▶ GOAL OF THE EXERCISE:
Retype the material so that each line matches the original exactly.

RECORDS FOR THIS EXERCISE Start Marker

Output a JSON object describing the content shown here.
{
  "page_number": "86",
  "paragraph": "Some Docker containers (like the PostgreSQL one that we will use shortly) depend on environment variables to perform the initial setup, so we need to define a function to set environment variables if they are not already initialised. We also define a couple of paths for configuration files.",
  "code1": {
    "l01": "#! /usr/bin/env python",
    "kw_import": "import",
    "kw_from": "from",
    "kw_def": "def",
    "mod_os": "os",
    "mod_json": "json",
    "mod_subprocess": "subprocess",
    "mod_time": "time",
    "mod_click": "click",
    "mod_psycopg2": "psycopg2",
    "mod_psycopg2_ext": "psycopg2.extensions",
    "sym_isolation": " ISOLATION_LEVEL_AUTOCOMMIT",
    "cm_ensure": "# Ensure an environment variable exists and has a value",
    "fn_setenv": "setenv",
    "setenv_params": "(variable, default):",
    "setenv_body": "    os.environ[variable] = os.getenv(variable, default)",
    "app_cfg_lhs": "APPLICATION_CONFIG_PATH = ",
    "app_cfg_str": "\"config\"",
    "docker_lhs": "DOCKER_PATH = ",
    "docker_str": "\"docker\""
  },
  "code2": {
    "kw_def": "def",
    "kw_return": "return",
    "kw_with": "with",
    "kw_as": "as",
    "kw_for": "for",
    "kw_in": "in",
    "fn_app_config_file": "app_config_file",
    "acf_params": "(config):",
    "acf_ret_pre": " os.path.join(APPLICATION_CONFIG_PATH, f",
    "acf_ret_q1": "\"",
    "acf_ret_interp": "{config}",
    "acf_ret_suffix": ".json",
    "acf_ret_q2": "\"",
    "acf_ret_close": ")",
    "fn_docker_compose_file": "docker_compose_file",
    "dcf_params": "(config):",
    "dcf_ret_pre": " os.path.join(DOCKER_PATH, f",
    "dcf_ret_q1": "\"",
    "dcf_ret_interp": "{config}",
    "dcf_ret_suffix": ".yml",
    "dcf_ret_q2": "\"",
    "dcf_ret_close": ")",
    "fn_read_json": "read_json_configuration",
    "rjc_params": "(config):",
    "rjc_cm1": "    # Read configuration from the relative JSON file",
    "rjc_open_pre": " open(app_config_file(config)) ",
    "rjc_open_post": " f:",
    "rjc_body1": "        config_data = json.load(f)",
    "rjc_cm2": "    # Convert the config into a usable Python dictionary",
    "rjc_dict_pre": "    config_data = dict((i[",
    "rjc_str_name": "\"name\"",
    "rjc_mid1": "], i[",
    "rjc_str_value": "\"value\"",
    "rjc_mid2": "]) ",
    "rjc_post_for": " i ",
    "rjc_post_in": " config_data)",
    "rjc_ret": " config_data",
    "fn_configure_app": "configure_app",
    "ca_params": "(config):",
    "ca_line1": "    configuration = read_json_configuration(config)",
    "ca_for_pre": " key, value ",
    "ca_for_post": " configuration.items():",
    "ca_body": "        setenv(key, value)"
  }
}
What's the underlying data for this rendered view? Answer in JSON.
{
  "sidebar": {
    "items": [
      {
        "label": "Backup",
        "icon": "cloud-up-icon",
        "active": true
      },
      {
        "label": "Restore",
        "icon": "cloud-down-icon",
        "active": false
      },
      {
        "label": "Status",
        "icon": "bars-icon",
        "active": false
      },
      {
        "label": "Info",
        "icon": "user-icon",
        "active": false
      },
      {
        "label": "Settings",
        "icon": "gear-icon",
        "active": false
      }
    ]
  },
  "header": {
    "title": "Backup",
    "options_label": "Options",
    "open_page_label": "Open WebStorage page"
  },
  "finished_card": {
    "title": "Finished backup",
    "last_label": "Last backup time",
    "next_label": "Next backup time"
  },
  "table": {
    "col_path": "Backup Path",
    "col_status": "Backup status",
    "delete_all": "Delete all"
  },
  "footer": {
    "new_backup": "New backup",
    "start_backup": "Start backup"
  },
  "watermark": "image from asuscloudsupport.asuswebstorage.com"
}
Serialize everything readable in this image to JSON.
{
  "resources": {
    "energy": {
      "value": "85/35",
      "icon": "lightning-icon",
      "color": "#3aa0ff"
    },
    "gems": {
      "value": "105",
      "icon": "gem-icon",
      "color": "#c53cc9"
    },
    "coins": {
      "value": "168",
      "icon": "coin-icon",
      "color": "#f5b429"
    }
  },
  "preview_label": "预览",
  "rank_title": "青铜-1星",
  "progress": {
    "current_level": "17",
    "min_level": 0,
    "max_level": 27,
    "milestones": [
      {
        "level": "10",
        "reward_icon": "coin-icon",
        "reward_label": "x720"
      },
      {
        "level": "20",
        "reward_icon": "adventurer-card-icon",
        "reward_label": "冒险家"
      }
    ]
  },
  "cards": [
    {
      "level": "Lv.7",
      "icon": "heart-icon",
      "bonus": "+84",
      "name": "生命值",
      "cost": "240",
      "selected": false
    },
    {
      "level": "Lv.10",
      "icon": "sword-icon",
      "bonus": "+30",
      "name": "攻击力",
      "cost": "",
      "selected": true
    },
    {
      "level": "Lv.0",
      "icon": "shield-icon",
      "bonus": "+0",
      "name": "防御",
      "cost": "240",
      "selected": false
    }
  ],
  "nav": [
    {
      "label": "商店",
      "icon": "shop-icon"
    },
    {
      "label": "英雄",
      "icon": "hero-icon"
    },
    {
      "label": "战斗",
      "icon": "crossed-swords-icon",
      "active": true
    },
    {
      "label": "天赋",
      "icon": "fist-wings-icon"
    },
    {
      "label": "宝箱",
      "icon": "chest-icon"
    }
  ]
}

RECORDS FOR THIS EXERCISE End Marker

▶ SOLVED PROBLEM:
Output a JSON object describing the content shown here.
{
  "page_number": "86",
  "paragraph": "Some Docker containers (like the PostgreSQL one that we will use shortly) depend on environment variables to perform the initial setup, so we need to define a function to set environment variables if they are not already initialised. We also define a couple of paths for configuration files.",
  "code1": {
    "l01": "#! /usr/bin/env python",
    "kw_import": "import",
    "kw_from": "from",
    "kw_def": "def",
    "mod_os": "os",
    "mod_json": "json",
    "mod_subprocess": "subprocess",
    "mod_time": "time",
    "mod_click": "click",
    "mod_psycopg2": "psycopg2",
    "mod_psycopg2_ext": "psycopg2.extensions",
    "sym_isolation": " ISOLATION_LEVEL_AUTOCOMMIT",
    "cm_ensure": "# Ensure an environment variable exists and has a value",
    "fn_setenv": "setenv",
    "setenv_params": "(variable, default):",
    "setenv_body": "    os.environ[variable] = os.getenv(variable, default)",
    "app_cfg_lhs": "APPLICATION_CONFIG_PATH = ",
    "app_cfg_str": "\"config\"",
    "docker_lhs": "DOCKER_PATH = ",
    "docker_str": "\"docker\""
  },
  "code2": {
    "kw_def": "def",
    "kw_return": "return",
    "kw_with": "with",
    "kw_as": "as",
    "kw_for": "for",
    "kw_in": "in",
    "fn_app_config_file": "app_config_file",
    "acf_params": "(config):",
    "acf_ret_pre": " os.path.join(APPLICATION_CONFIG_PATH, f",
    "acf_ret_q1": "\"",
    "acf_ret_interp": "{config}",
    "acf_ret_suffix": ".json",
    "acf_ret_q2": "\"",
    "acf_ret_close": ")",
    "fn_docker_compose_file": "docker_compose_file",
    "dcf_params": "(config):",
    "dcf_ret_pre": " os.path.join(DOCKER_PATH, f",
    "dcf_ret_q1": "\"",
    "dcf_ret_interp": "{config}",
    "dcf_ret_suffix": ".yml",
    "dcf_ret_q2": "\"",
    "dcf_ret_close": ")",
    "fn_read_json": "read_json_configuration",
    "rjc_params": "(config):",
    "rjc_cm1": "    # Read configuration from the relative JSON file",
    "rjc_open_pre": " open(app_config_file(config)) ",
    "rjc_open_post": " f:",
    "rjc_body1": "        config_data = json.load(f)",
    "rjc_cm2": "    # Convert the config into a usable Python dictionary",
    "rjc_dict_pre": "    config_data = dict((i[",
    "rjc_str_name": "\"name\"",
    "rjc_mid1": "], i[",
    "rjc_str_value": "\"value\"",
    "rjc_mid2": "]) ",
    "rjc_post_for": " i ",
    "rjc_post_in": " config_data)",
    "rjc_ret": " config_data",
    "fn_configure_app": "configure_app",
    "ca_params": "(config):",
    "ca_line1": "    configuration = read_json_configuration(config)",
    "ca_for_pre": " key, value ",
    "ca_for_post": " configuration.items():",
    "ca_body": "        setenv(key, value)"
  }
}
What's the underlying data for this rendered view? Answer in JSON.
{
  "sidebar": {
    "items": [
      {
        "label": "Backup",
        "icon": "cloud-up-icon",
        "active": true
      },
      {
        "label": "Restore",
        "icon": "cloud-down-icon",
        "active": false
      },
      {
        "label": "Status",
        "icon": "bars-icon",
        "active": false
      },
      {
        "label": "Info",
        "icon": "user-icon",
        "active": false
      },
      {
        "label": "Settings",
        "icon": "gear-icon",
        "active": false
      }
    ]
  },
  "header": {
    "title": "Backup",
    "options_label": "Options",
    "open_page_label": "Open WebStorage page"
  },
  "finished_card": {
    "title": "Finished backup",
    "last_label": "Last backup time",
    "next_label": "Next backup time"
  },
  "table": {
    "col_path": "Backup Path",
    "col_status": "Backup status",
    "delete_all": "Delete all"
  },
  "footer": {
    "new_backup": "New backup",
    "start_backup": "Start backup"
  },
  "watermark": "image from asuscloudsupport.asuswebstorage.com"
}
Serialize everything readable in this image to JSON.
{
  "resources": {
    "energy": {
      "value": "85/35",
      "icon": "lightning-icon",
      "color": "#3aa0ff"
    },
    "gems": {
      "value": "105",
      "icon": "gem-icon",
      "color": "#c53cc9"
    },
    "coins": {
      "value": "168",
      "icon": "coin-icon",
      "color": "#f5b429"
    }
  },
  "preview_label": "预览",
  "rank_title": "青铜-1星",
  "progress": {
    "current_level": "17",
    "min_level": 0,
    "max_level": 27,
    "milestones": [
      {
        "level": "10",
        "reward_icon": "coin-icon",
        "reward_label": "x720"
      },
      {
        "level": "20",
        "reward_icon": "adventurer-card-icon",
        "reward_label": "冒险家"
      }
    ]
  },
  "cards": [
    {
      "level": "Lv.7",
      "icon": "heart-icon",
      "bonus": "+84",
      "name": "生命值",
      "cost": "240",
      "selected": false
    },
    {
      "level": "Lv.10",
      "icon": "sword-icon",
      "bonus": "+30",
      "name": "攻击力",
      "cost": "",
      "selected": true
    },
    {
      "level": "Lv.0",
      "icon": "shield-icon",
      "bonus": "+0",
      "name": "防御",
      "cost": "240",
      "selected": false
    }
  ],
  "nav": [
    {
      "label": "商店",
      "icon": "shop-icon"
    },
    {
      "label": "英雄",
      "icon": "hero-icon"
    },
    {
      "label": "战斗",
      "icon": "crossed-swords-icon",
      "active": true
    },
    {
      "label": "天赋",
      "icon": "fist-wings-icon"
    },
    {
      "label": "宝箱",
      "icon": "chest-icon"
    }
  ]
}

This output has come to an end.